[Your objective]
For the string "value", search the entries below and copy every line where it appears.

[Supplied material]
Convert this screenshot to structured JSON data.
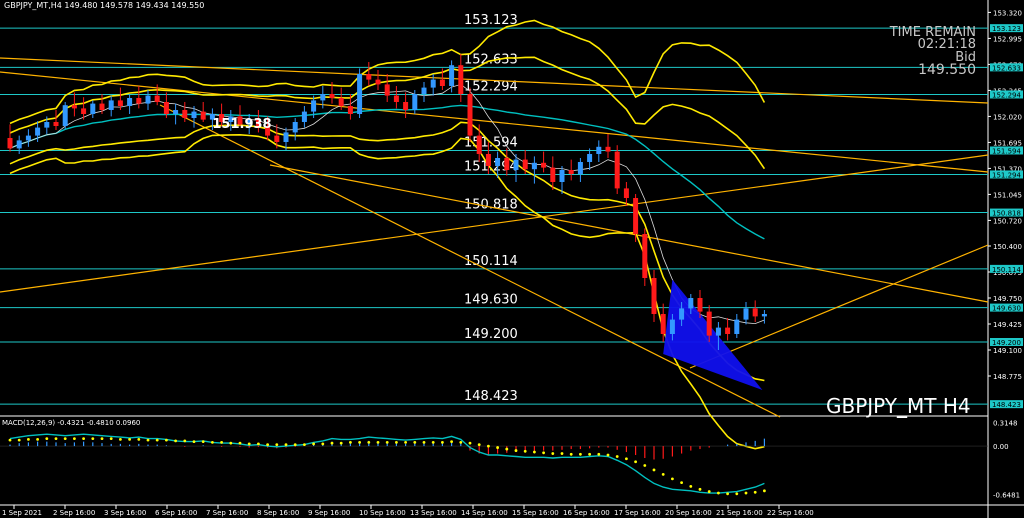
{
  "header": {
    "text": "GBPJPY_MT,H4  149.480 149.578 149.434 149.550"
  },
  "overlay": {
    "time_remain_label": "TIME REMAIN",
    "time_remain": "02:21:18",
    "bid_label": "Bid",
    "bid": "149.550"
  },
  "symbol_label": "GBPJPY_MT H4",
  "macd_label": "MACD(12,26,9) -0.4321 -0.4810 0.0960",
  "colors": {
    "bull": "#3399ff",
    "bear": "#ff1a1a",
    "band": "#ffea00",
    "trend": "#ffb300",
    "level": "#1ec8c8",
    "ma": "#00c0c0",
    "triangle": "#1010ee",
    "signal": "#ffff00"
  },
  "chart_data": {
    "type": "candlestick",
    "symbol": "GBPJPY_MT",
    "timeframe": "H4",
    "ylim": [
      148.3,
      153.35
    ],
    "y_ticks": [
      "153.320",
      "152.995",
      "152.670",
      "152.345",
      "152.020",
      "151.695",
      "151.370",
      "151.045",
      "150.720",
      "150.400",
      "150.075",
      "149.750",
      "149.425",
      "149.100",
      "148.775"
    ],
    "x_ticks": [
      "1 Sep 2021",
      "2 Sep 16:00",
      "3 Sep 16:00",
      "6 Sep 16:00",
      "7 Sep 16:00",
      "8 Sep 16:00",
      "9 Sep 16:00",
      "10 Sep 16:00",
      "13 Sep 16:00",
      "14 Sep 16:00",
      "15 Sep 16:00",
      "16 Sep 16:00",
      "17 Sep 16:00",
      "20 Sep 16:00",
      "21 Sep 16:00",
      "22 Sep 16:00"
    ],
    "levels": [
      {
        "value": 153.123,
        "label": "153.123"
      },
      {
        "value": 152.633,
        "label": "152.633"
      },
      {
        "value": 152.294,
        "label": "152.294"
      },
      {
        "value": 151.594,
        "label": "151.594"
      },
      {
        "value": 151.294,
        "label": "151.294"
      },
      {
        "value": 150.818,
        "label": "150.818"
      },
      {
        "value": 150.114,
        "label": "150.114"
      },
      {
        "value": 149.63,
        "label": "149.630"
      },
      {
        "value": 149.2,
        "label": "149.200"
      },
      {
        "value": 148.423,
        "label": "148.423"
      }
    ],
    "annotation": {
      "label": "151.938",
      "bar": 27,
      "value": 151.938
    },
    "candles": [
      [
        151.75,
        151.92,
        151.58,
        151.62
      ],
      [
        151.62,
        151.78,
        151.55,
        151.72
      ],
      [
        151.72,
        151.86,
        151.64,
        151.78
      ],
      [
        151.78,
        151.96,
        151.7,
        151.88
      ],
      [
        151.88,
        152.02,
        151.8,
        151.95
      ],
      [
        151.95,
        152.1,
        151.85,
        151.9
      ],
      [
        151.9,
        152.2,
        151.86,
        152.16
      ],
      [
        152.16,
        152.32,
        152.02,
        152.12
      ],
      [
        152.12,
        152.26,
        151.98,
        152.05
      ],
      [
        152.05,
        152.22,
        152.0,
        152.18
      ],
      [
        152.18,
        152.3,
        152.05,
        152.1
      ],
      [
        152.1,
        152.28,
        152.02,
        152.22
      ],
      [
        152.22,
        152.38,
        152.1,
        152.15
      ],
      [
        152.15,
        152.3,
        152.05,
        152.25
      ],
      [
        152.25,
        152.4,
        152.12,
        152.18
      ],
      [
        152.18,
        152.35,
        152.1,
        152.28
      ],
      [
        152.28,
        152.42,
        152.16,
        152.2
      ],
      [
        152.2,
        152.32,
        152.0,
        152.05
      ],
      [
        152.05,
        152.18,
        151.92,
        152.1
      ],
      [
        152.1,
        152.2,
        151.95,
        152.0
      ],
      [
        152.0,
        152.15,
        151.88,
        152.08
      ],
      [
        152.08,
        152.2,
        151.95,
        151.98
      ],
      [
        151.98,
        152.12,
        151.85,
        152.05
      ],
      [
        152.05,
        152.18,
        151.9,
        151.95
      ],
      [
        151.95,
        152.1,
        151.84,
        152.02
      ],
      [
        152.02,
        152.16,
        151.9,
        151.92
      ],
      [
        151.92,
        152.05,
        151.8,
        151.98
      ],
      [
        151.98,
        152.1,
        151.82,
        151.9
      ],
      [
        151.9,
        152.02,
        151.72,
        151.78
      ],
      [
        151.78,
        151.92,
        151.62,
        151.7
      ],
      [
        151.7,
        151.88,
        151.6,
        151.82
      ],
      [
        151.82,
        152.0,
        151.72,
        151.95
      ],
      [
        151.95,
        152.15,
        151.88,
        152.08
      ],
      [
        152.08,
        152.28,
        152.0,
        152.22
      ],
      [
        152.22,
        152.4,
        152.12,
        152.3
      ],
      [
        152.3,
        152.45,
        152.18,
        152.25
      ],
      [
        152.25,
        152.38,
        152.1,
        152.15
      ],
      [
        152.15,
        152.3,
        151.98,
        152.05
      ],
      [
        152.05,
        152.62,
        152.0,
        152.55
      ],
      [
        152.55,
        152.7,
        152.4,
        152.48
      ],
      [
        152.48,
        152.6,
        152.35,
        152.42
      ],
      [
        152.42,
        152.55,
        152.2,
        152.28
      ],
      [
        152.28,
        152.4,
        152.12,
        152.2
      ],
      [
        152.2,
        152.32,
        152.0,
        152.1
      ],
      [
        152.1,
        152.35,
        152.05,
        152.3
      ],
      [
        152.3,
        152.45,
        152.2,
        152.38
      ],
      [
        152.38,
        152.55,
        152.28,
        152.48
      ],
      [
        152.48,
        152.62,
        152.35,
        152.4
      ],
      [
        152.4,
        152.72,
        152.32,
        152.66
      ],
      [
        152.66,
        152.8,
        152.2,
        152.3
      ],
      [
        152.3,
        152.38,
        151.7,
        151.78
      ],
      [
        151.78,
        151.92,
        151.45,
        151.55
      ],
      [
        151.55,
        151.7,
        151.3,
        151.4
      ],
      [
        151.4,
        151.58,
        151.25,
        151.5
      ],
      [
        151.5,
        151.62,
        151.28,
        151.35
      ],
      [
        151.35,
        151.55,
        151.2,
        151.48
      ],
      [
        151.48,
        151.6,
        151.3,
        151.36
      ],
      [
        151.36,
        151.52,
        151.18,
        151.44
      ],
      [
        151.44,
        151.58,
        151.32,
        151.38
      ],
      [
        151.38,
        151.52,
        151.1,
        151.2
      ],
      [
        151.2,
        151.4,
        151.05,
        151.35
      ],
      [
        151.35,
        151.48,
        151.22,
        151.3
      ],
      [
        151.3,
        151.5,
        151.2,
        151.45
      ],
      [
        151.45,
        151.62,
        151.35,
        151.55
      ],
      [
        151.55,
        151.72,
        151.45,
        151.64
      ],
      [
        151.64,
        151.8,
        151.5,
        151.58
      ],
      [
        151.58,
        151.66,
        151.05,
        151.12
      ],
      [
        151.12,
        151.2,
        150.9,
        151.0
      ],
      [
        151.0,
        151.05,
        150.45,
        150.55
      ],
      [
        150.55,
        150.62,
        149.9,
        150.0
      ],
      [
        150.0,
        150.1,
        149.45,
        149.55
      ],
      [
        149.55,
        149.68,
        149.2,
        149.3
      ],
      [
        149.3,
        149.55,
        149.22,
        149.48
      ],
      [
        149.48,
        149.7,
        149.4,
        149.62
      ],
      [
        149.62,
        149.8,
        149.55,
        149.75
      ],
      [
        149.75,
        149.85,
        149.5,
        149.58
      ],
      [
        149.58,
        149.66,
        149.2,
        149.28
      ],
      [
        149.28,
        149.45,
        149.1,
        149.38
      ],
      [
        149.38,
        149.5,
        149.22,
        149.3
      ],
      [
        149.3,
        149.55,
        149.25,
        149.48
      ],
      [
        149.48,
        149.7,
        149.42,
        149.62
      ],
      [
        149.62,
        149.72,
        149.45,
        149.52
      ],
      [
        149.52,
        149.6,
        149.43,
        149.55
      ]
    ],
    "macd": {
      "label": "MACD(12,26,9) -0.4321 -0.4810 0.0960",
      "ylim": [
        -0.75,
        0.35
      ],
      "ticks": [
        "0.3148",
        "0.00",
        "-0.6481"
      ],
      "hist": [
        0.02,
        0.04,
        0.05,
        0.06,
        0.06,
        0.05,
        0.04,
        0.05,
        0.06,
        0.05,
        0.04,
        0.03,
        0.03,
        0.02,
        0.03,
        0.02,
        0.02,
        0.01,
        0.0,
        -0.01,
        0.0,
        0.01,
        0.0,
        -0.01,
        0.0,
        -0.01,
        -0.02,
        -0.01,
        -0.02,
        -0.03,
        -0.02,
        -0.01,
        0.0,
        0.02,
        0.04,
        0.06,
        0.05,
        0.04,
        0.05,
        0.07,
        0.06,
        0.05,
        0.04,
        0.03,
        0.04,
        0.05,
        0.06,
        0.05,
        0.07,
        0.04,
        -0.06,
        -0.1,
        -0.12,
        -0.1,
        -0.09,
        -0.08,
        -0.08,
        -0.07,
        -0.06,
        -0.06,
        -0.05,
        -0.04,
        -0.04,
        -0.03,
        -0.02,
        -0.02,
        -0.05,
        -0.08,
        -0.12,
        -0.16,
        -0.18,
        -0.17,
        -0.14,
        -0.1,
        -0.06,
        -0.04,
        -0.02,
        0.0,
        0.02,
        0.03,
        0.05,
        0.07,
        0.1
      ],
      "signal": [
        0.08,
        0.08,
        0.09,
        0.09,
        0.1,
        0.1,
        0.1,
        0.1,
        0.1,
        0.1,
        0.1,
        0.1,
        0.09,
        0.09,
        0.09,
        0.08,
        0.08,
        0.08,
        0.07,
        0.07,
        0.06,
        0.06,
        0.05,
        0.05,
        0.04,
        0.04,
        0.03,
        0.03,
        0.02,
        0.02,
        0.02,
        0.02,
        0.02,
        0.03,
        0.03,
        0.04,
        0.04,
        0.05,
        0.05,
        0.05,
        0.05,
        0.05,
        0.05,
        0.05,
        0.05,
        0.05,
        0.05,
        0.05,
        0.06,
        0.05,
        0.04,
        0.02,
        0.0,
        -0.02,
        -0.04,
        -0.06,
        -0.07,
        -0.08,
        -0.09,
        -0.1,
        -0.1,
        -0.11,
        -0.11,
        -0.11,
        -0.11,
        -0.12,
        -0.14,
        -0.17,
        -0.21,
        -0.26,
        -0.32,
        -0.38,
        -0.44,
        -0.49,
        -0.54,
        -0.58,
        -0.61,
        -0.63,
        -0.64,
        -0.64,
        -0.63,
        -0.62,
        -0.6
      ],
      "macd_line": [
        0.1,
        0.12,
        0.14,
        0.15,
        0.16,
        0.15,
        0.14,
        0.15,
        0.16,
        0.15,
        0.14,
        0.13,
        0.12,
        0.11,
        0.12,
        0.1,
        0.1,
        0.09,
        0.07,
        0.06,
        0.06,
        0.07,
        0.05,
        0.04,
        0.04,
        0.03,
        0.01,
        0.02,
        0.0,
        -0.01,
        0.0,
        0.01,
        0.02,
        0.05,
        0.07,
        0.1,
        0.09,
        0.09,
        0.1,
        0.12,
        0.11,
        0.1,
        0.09,
        0.08,
        0.09,
        0.1,
        0.11,
        0.1,
        0.13,
        0.09,
        -0.02,
        -0.08,
        -0.12,
        -0.12,
        -0.13,
        -0.14,
        -0.15,
        -0.15,
        -0.15,
        -0.16,
        -0.15,
        -0.15,
        -0.15,
        -0.14,
        -0.13,
        -0.14,
        -0.19,
        -0.25,
        -0.33,
        -0.42,
        -0.5,
        -0.55,
        -0.58,
        -0.59,
        -0.6,
        -0.62,
        -0.63,
        -0.63,
        -0.62,
        -0.61,
        -0.58,
        -0.55,
        -0.5
      ]
    }
  }
}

[Result of this exercise]
        "value": 153.123,
        "value": 152.633,
        "value": 152.294,
        "value": 151.594,
        "value": 151.294,
        "value": 150.818,
        "value": 150.114,
        "value": 149.63,
        "value": 149.2,
        "value": 148.423,
      "value": 151.938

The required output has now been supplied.